‘There is insufficient capacity to support those children both in our settings and going into schools. I have an autistic child at the moment who is due to go into school. The local council have advised not to get an EHC [Education, Health and Care] plan because they don’t think he’ll get it, because there are children with more needs. Yet this child is going to have to go in with very limited support. He is not going to be able to go in for a full day. The schools are unable to offer the level of support he needs.
‘It’s wrong that parents are being advised not to apply for something they are entitled to, to support a child. This must be supported financially.’
Another raised the issue of the language around the 30 hours, saying, ‘Parents can expect to pay for food, nappies, consumables. Parents are reading everywhere “free 30-hour childcare”. You’re asking us to say this bit’s education. You cannot distinguish between childcare and education. We have frustrated, angry parents on the doorstep saying, “I was told it was free” and it’s very hard to respond to that.’

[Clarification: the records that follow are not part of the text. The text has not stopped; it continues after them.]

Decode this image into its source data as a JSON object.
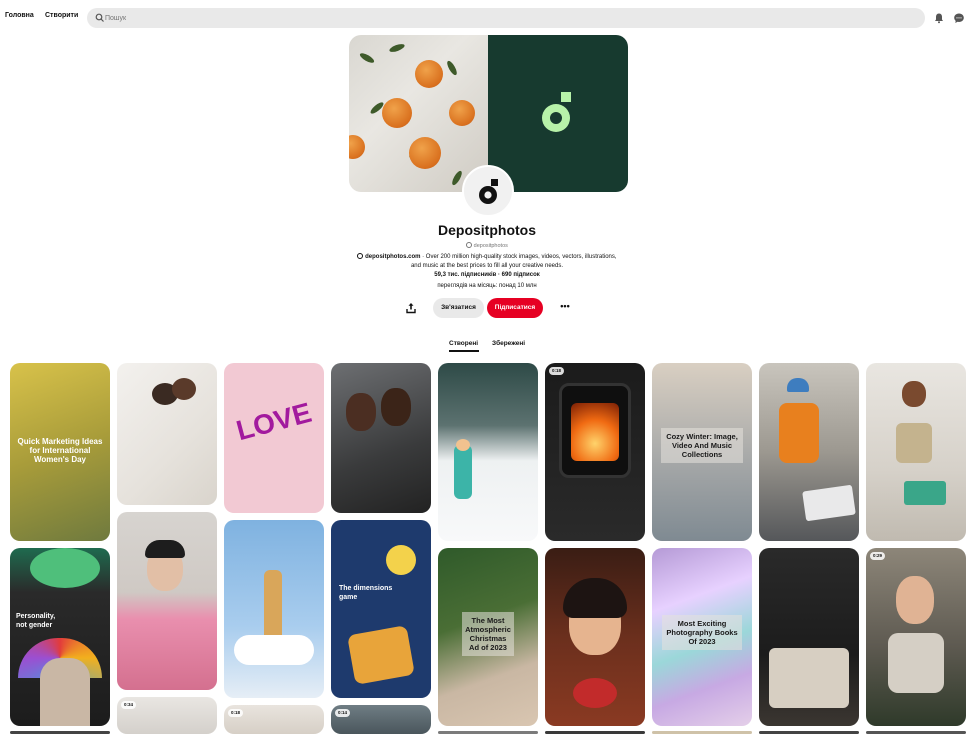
{
  "topbar": {
    "home": "Головна",
    "create": "Створити",
    "search_placeholder": "Пошук",
    "icons": [
      "search-icon",
      "bell-icon",
      "messages-icon"
    ]
  },
  "profile": {
    "name": "Depositphotos",
    "handle": "depositphotos",
    "website": "depositphotos.com",
    "about": "Over 200 million high-quality stock images, videos, vectors, illustrations, and music at the best prices to fill all your creative needs.",
    "stats": "59,3 тис. підписників · 690 підписок",
    "views": "переглядів на місяць: понад 10 млн",
    "brand_color": "#173a2f"
  },
  "actions": {
    "contact": "Зв'язатися",
    "subscribe": "Підписатися",
    "more": "•••"
  },
  "tabs": {
    "created": "Створені",
    "saved": "Збережені"
  },
  "pins": {
    "p1": "Quick Marketing Ideas for International Women's Day",
    "p2": "Cozy Winter: Image, Video And Music Collections",
    "p3": "The Most Atmospheric Christmas Ad of 2023",
    "p4": "Most Exciting Photography Books Of 2023",
    "p5": "Personality, not gender",
    "p6": "The dimensions game",
    "p7": "LOVE",
    "d1": "0:18",
    "d2": "0:29",
    "d3": "0:34",
    "d4": "0:18",
    "d5": "0:14"
  }
}
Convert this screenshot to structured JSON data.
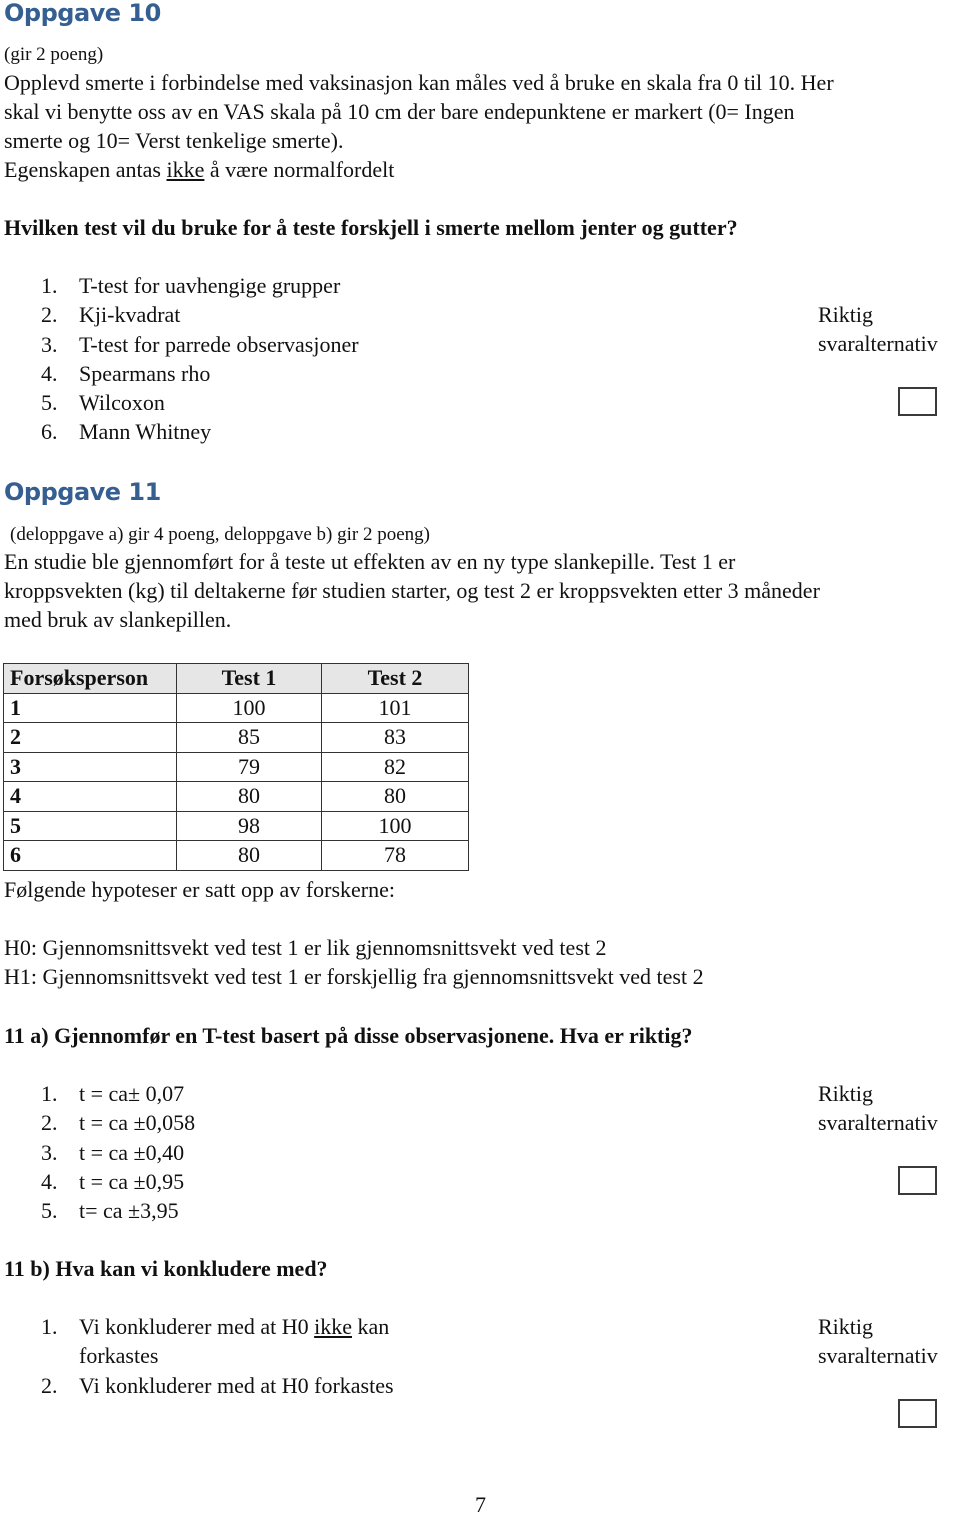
{
  "q10": {
    "heading": "Oppgave 10",
    "points": "(gir 2 poeng)",
    "intro_lines": [
      "Opplevd smerte i forbindelse med vaksinasjon kan måles ved å bruke en skala fra 0 til 10. Her",
      "skal vi benytte oss av en VAS skala på 10 cm der bare endepunktene er markert (0= Ingen",
      "smerte og 10= Verst tenkelige smerte)."
    ],
    "assumption_pre": "Egenskapen antas ",
    "assumption_underlined": "ikke",
    "assumption_post": " å være normalfordelt",
    "question": "Hvilken test vil du bruke for å teste forskjell i smerte mellom jenter og gutter?",
    "options": [
      {
        "num": "1.",
        "text": "T-test for uavhengige grupper"
      },
      {
        "num": "2.",
        "text": "Kji-kvadrat"
      },
      {
        "num": "3.",
        "text": "T-test for parrede observasjoner"
      },
      {
        "num": "4.",
        "text": "Spearmans rho"
      },
      {
        "num": "5.",
        "text": "Wilcoxon"
      },
      {
        "num": "6.",
        "text": "Mann Whitney"
      }
    ],
    "answer_label_1": "Riktig",
    "answer_label_2": "svaralternativ",
    "answer_value": ""
  },
  "q11": {
    "heading": "Oppgave 11",
    "points": "(deloppgave a) gir 4 poeng, deloppgave b) gir 2 poeng)",
    "intro_lines": [
      "En studie ble gjennomført for å teste ut effekten av en ny type slankepille. Test 1 er",
      "kroppsvekten (kg) til deltakerne før studien starter, og test 2 er kroppsvekten etter 3 måneder",
      "med bruk av slankepillen."
    ],
    "table": {
      "headers": [
        "Forsøksperson",
        "Test 1",
        "Test 2"
      ],
      "rows": [
        [
          "1",
          "100",
          "101"
        ],
        [
          "2",
          "85",
          "83"
        ],
        [
          "3",
          "79",
          "82"
        ],
        [
          "4",
          "80",
          "80"
        ],
        [
          "5",
          "98",
          "100"
        ],
        [
          "6",
          "80",
          "78"
        ]
      ]
    },
    "hypotheses_intro": "Følgende hypoteser er satt opp av forskerne:",
    "h0": "H0: Gjennomsnittsvekt ved test 1 er lik gjennomsnittsvekt ved test 2",
    "h1": "H1: Gjennomsnittsvekt ved test 1 er forskjellig fra gjennomsnittsvekt ved test 2",
    "part_a": {
      "question": "11 a) Gjennomfør en T-test basert på disse observasjonene.  Hva er riktig?",
      "options": [
        {
          "num": "1.",
          "text": "t = ca± 0,07"
        },
        {
          "num": "2.",
          "text": "t = ca ±0,058"
        },
        {
          "num": "3.",
          "text": "t = ca ±0,40"
        },
        {
          "num": "4.",
          "text": "t = ca ±0,95"
        },
        {
          "num": "5.",
          "text": "t= ca ±3,95"
        }
      ],
      "answer_label_1": "Riktig",
      "answer_label_2": "svaralternativ",
      "answer_value": ""
    },
    "part_b": {
      "question": "11 b) Hva kan vi konkludere med?",
      "option1_num": "1.",
      "option1_pre": "Vi konkluderer med at H0 ",
      "option1_underlined": "ikke",
      "option1_post": " kan",
      "option1_line2": "forkastes",
      "option2_num": "2.",
      "option2_text": "Vi konkluderer med at H0 forkastes",
      "answer_label_1": "Riktig",
      "answer_label_2": "svaralternativ",
      "answer_value": ""
    }
  },
  "page_number": "7"
}
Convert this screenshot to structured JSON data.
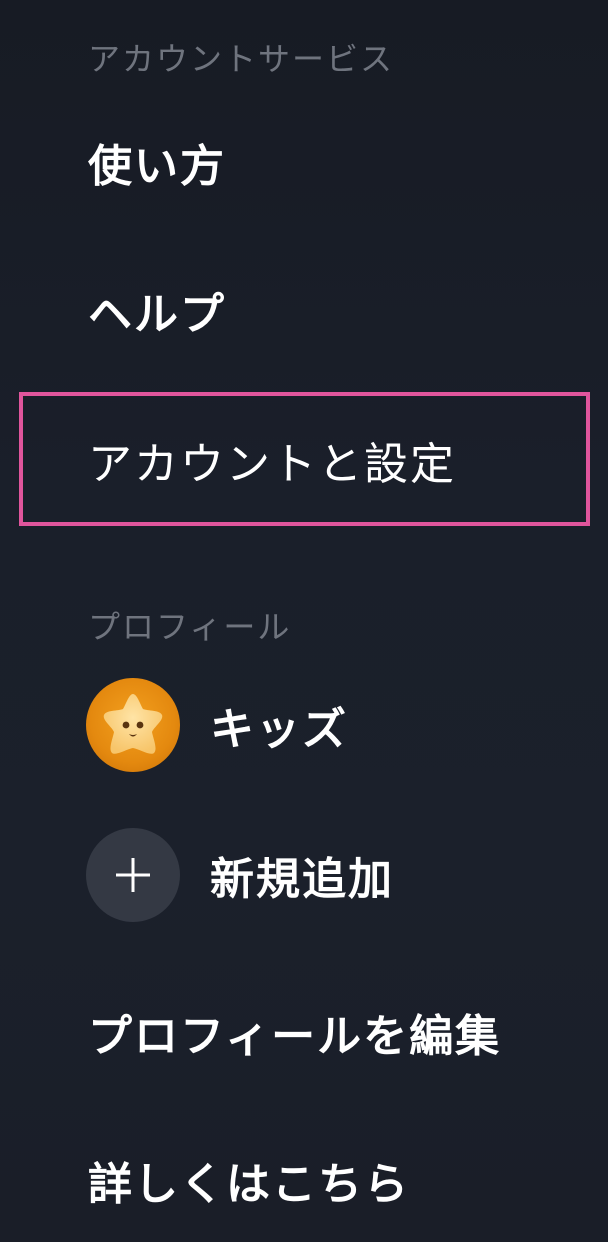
{
  "account_services": {
    "header": "アカウントサービス",
    "items": [
      {
        "label": "使い方"
      },
      {
        "label": "ヘルプ"
      },
      {
        "label": "アカウントと設定"
      }
    ]
  },
  "profiles": {
    "header": "プロフィール",
    "items": [
      {
        "label": "キッズ",
        "avatar_icon": "star-face-icon"
      },
      {
        "label": "新規追加",
        "avatar_icon": "plus-icon"
      }
    ]
  },
  "footer_items": [
    {
      "label": "プロフィールを編集"
    },
    {
      "label": "詳しくはこちら"
    }
  ],
  "colors": {
    "background": "#191e28",
    "section_header": "#6f747e",
    "highlight": "#e0559c",
    "kids_avatar": "#e4890f",
    "add_avatar": "#343944"
  }
}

Another commented, ‘If nurseries continue to close in some areas, how’s the Government going to provide the places? There’s no point providing 30 hours free if there’s no nurseries to take them. Given the Government haven’t got the greatest reputation with the Sure Start centres, surely it’s better to fund us now properly and prevent further damage.’
Another nursery spoke about the impact of funding cuts on two-year-old places.
The report has been welcomed by the sector.
Neil Leitch, chief executive of the Early Years Alliance, said, ‘The report and its recommendations are the result of a year of hard and serious work by the APPG to understand the early years funding crisis.
‘It deserves a considered response. It’s beyond time ministers got a grip of this situation and recognise that only Government can intervene to safeguard the long-term sustainability of the sector by increasing fees and committing to an annual review.’
Purnima Tanuku, chief executive of the National Day Nurseries Association, said, ‘The report has to be a wake-up call to ministers, and hopefully the new Prime Minister, that the early years need urgent attention.’
The report states that early years settings are struggling with:
- Rises in business rates. Some providers face a doubling of their rates, with one experiencing a rise from £13,000 to £30,500 following revaluation in 2017. The report calls for business rates to be scrapped for PVI settings in England, as has already happened in Scotland and Wales.
- Rises in pension contributions, increases in the National Minimum Wage and the introduction of the National Living Wage have all led to bigger outgoings for providers, but Government funding for providers has not risen in line with these changes.
- Difficulties with the recruitment and retention of staff, with providers experiencing an increase in the movement of staff away from childcare and into other roles, such as retail, due to low pay.
Steps to sustainability: nine recommendations
1. The Treasury and the DfE must address the funding gap that has developed as a result of government policies, and has been exacerbated by the 30 hours funded childcare policy for three and four year old children.
2.The Government must commit to cross-department annual review of early years costs and funding rates, with a view to increasing funding levels as necessary to ensure they cover provider costs.
3.The Treasury must deliver full business rates relief to providers.
4.Providers must be supported to ease recruitment and retention challenges.
5.Reporting requirements must be made more consistent and less of a burden.
6.Prioritise closing the funding gap in deprived areas.
7.Universal credit should allow payments direct from the Department for Work and Pensions to providers.
LONG-TERM STEPS FOR SUSTAINABILITY
8.The government should establish an independent early years commission.
9.Parliamentarians should lead a campaign to champion the work of childcare practitioners.
- The full report can be found here